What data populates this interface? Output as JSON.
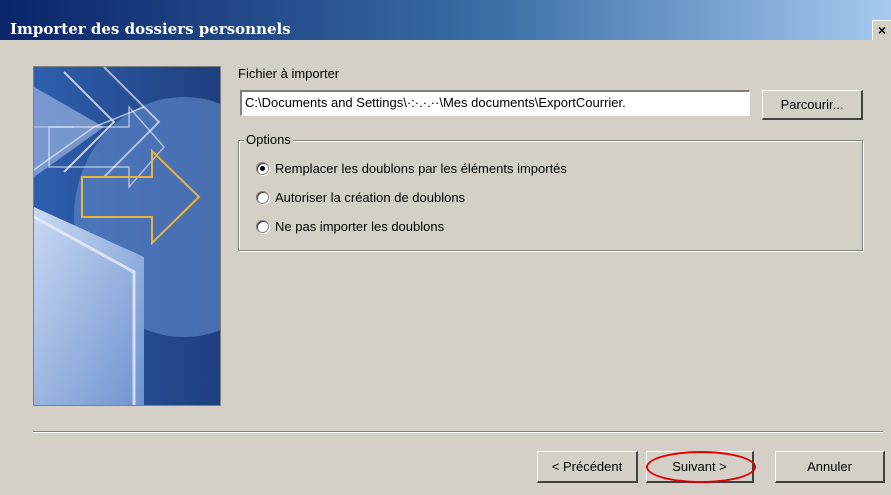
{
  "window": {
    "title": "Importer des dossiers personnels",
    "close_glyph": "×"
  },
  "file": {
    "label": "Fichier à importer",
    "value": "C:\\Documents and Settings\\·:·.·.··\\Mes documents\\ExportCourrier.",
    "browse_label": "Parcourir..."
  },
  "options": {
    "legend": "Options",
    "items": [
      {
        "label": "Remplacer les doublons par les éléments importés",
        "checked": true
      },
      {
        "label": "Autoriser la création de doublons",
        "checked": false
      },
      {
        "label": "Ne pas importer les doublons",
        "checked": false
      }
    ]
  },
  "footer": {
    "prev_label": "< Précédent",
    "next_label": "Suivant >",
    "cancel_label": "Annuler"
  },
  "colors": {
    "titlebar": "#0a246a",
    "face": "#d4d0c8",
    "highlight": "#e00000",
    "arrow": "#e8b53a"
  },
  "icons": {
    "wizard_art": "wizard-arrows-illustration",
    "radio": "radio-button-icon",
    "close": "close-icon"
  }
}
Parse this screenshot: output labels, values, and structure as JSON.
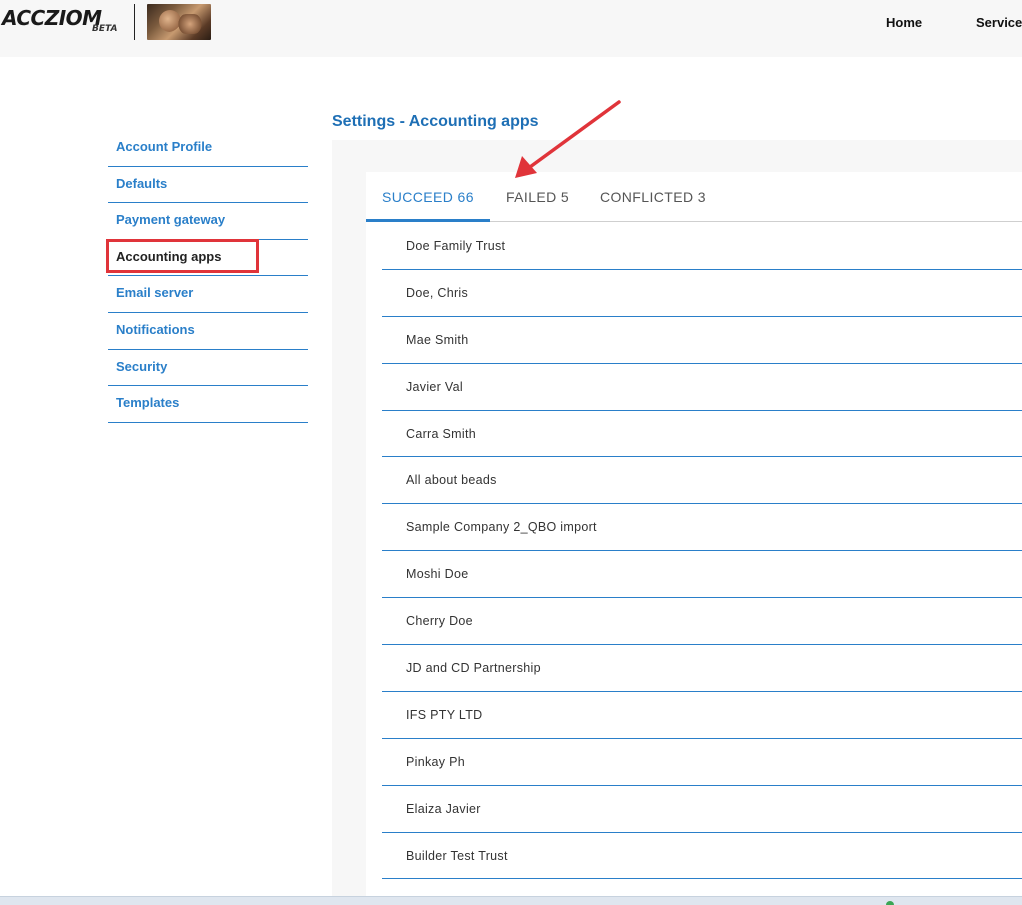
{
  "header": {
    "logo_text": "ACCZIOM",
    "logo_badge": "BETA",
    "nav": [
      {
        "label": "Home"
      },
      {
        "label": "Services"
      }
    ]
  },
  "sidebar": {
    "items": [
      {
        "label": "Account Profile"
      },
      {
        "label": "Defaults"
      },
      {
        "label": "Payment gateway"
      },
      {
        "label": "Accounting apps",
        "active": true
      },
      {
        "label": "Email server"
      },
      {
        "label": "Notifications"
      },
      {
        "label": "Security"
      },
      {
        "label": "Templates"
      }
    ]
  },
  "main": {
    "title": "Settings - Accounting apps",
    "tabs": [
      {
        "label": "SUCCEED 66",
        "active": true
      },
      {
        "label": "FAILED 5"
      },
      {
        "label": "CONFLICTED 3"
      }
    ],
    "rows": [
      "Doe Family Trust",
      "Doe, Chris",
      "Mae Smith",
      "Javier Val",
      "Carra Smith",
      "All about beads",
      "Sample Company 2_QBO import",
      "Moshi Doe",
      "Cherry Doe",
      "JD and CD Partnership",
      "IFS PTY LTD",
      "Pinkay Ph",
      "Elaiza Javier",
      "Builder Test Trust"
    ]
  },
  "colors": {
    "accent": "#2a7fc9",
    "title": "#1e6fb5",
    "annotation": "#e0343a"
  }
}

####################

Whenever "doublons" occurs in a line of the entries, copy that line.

        "label": "Remplacer les doublons par les éléments importés",
        "label": "Autoriser la création de doublons",
        "label": "Ne pas importer les doublons",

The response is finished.